- Get regular checkups: Yearly visits to your primary care doctor are one great way to stay on top of your orthopedic health. This is especially important for older adults, who can be more likely to develop arthritis and suffer injuries. A primary care doctor can discuss additional preventive measures to protect your orthopedic and overall health.
Preventing Broken Bones
It's impossible to prevent the unforeseen events that often cause broken bones, but these tips might offer some protection.
- Protect yourself from athletic injuries. Wear protective equipment when playing contact sports. Wear wrist guards for high-risk activities, such as in-line skating, snowboarding, rugby and football.
- Don't smoke. Smoking can increase your risk of broken bones by reducing bone mass. It also hampers healing of fractures.
- Reduce the risk of household falls.
- Clean spills promptly.
- Remove things you can trip over in your home, such as clutter and throw rugs.
- Light up your living space.
- Have your vision checked and, if needed, corrected.
- Install grab bars in your bathroom and handrails on your stairways.
- Avoid slippery surfaces, if possible, such as snow- or ice-covered walkways and use a rubber mat in the shower.
- Strengthen your muscles and bones.
- Getting enough calcium and vitamin D in your diet is important for maintaining strong bones. Aim for about 1,200 milligrams of calcium and 600 International Units of vitamin D daily from food and supplements.
- Get plenty of weight-bearing exercise, such as brisk walking. For any new fitness program and individual workout, start slowly.
- Quit smoking if you're a smoker.
- Cross-train. Alternating activities can prevent stress fractures. Rotate running with swimming or biking. If you run on a sloped track indoors, alternate the direction of your running to even stress on your skeleton.
- Wear sensible shoes.

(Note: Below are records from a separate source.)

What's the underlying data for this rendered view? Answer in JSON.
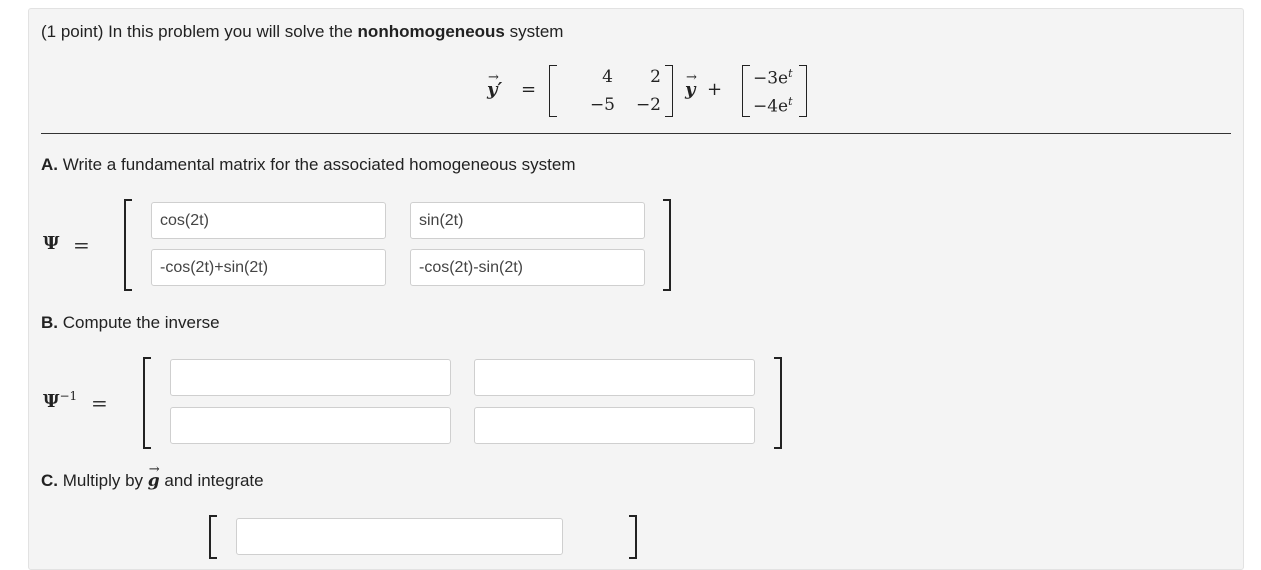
{
  "problem": {
    "intro_prefix": "(1 point) In this problem you will solve the ",
    "intro_bold": "nonhomogeneous",
    "intro_suffix": " system"
  },
  "equation": {
    "lhs": "y′",
    "equals": "=",
    "matrix": [
      [
        "4",
        "2"
      ],
      [
        "−5",
        "−2"
      ]
    ],
    "y": "y",
    "plus": "+",
    "forcing": [
      "−3e",
      "−4e"
    ],
    "exp": "t"
  },
  "partA": {
    "letter": "A.",
    "text": " Write a fundamental matrix for the associated homogeneous system",
    "symbol": "Ψ",
    "equals": "=",
    "entries": [
      "cos(2t)",
      "sin(2t)",
      "-cos(2t)+sin(2t)",
      "-cos(2t)-sin(2t)"
    ]
  },
  "partB": {
    "letter": "B.",
    "text": " Compute the inverse",
    "symbol": "Ψ",
    "sup": "−1",
    "equals": "=",
    "entries": [
      "",
      "",
      "",
      ""
    ]
  },
  "partC": {
    "letter": "C.",
    "text_prefix": " Multiply by ",
    "g": "g",
    "text_suffix": " and integrate"
  }
}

- Choose the appropriate shoe for your favorite sports or activities.
- Replace athletic shoes regularly. Discard sneakers as soon as the tread or heel wears out or if the shoes are wearing unevenly. If you're a runner, replace your sneakers every 300 to 400 miles.
- Wear your seat belt when traveling in a motorized vehicle, and keep children restrained in age-appropriate child safety seats.
- Wear a helmet during bicycle or motorcycle rides.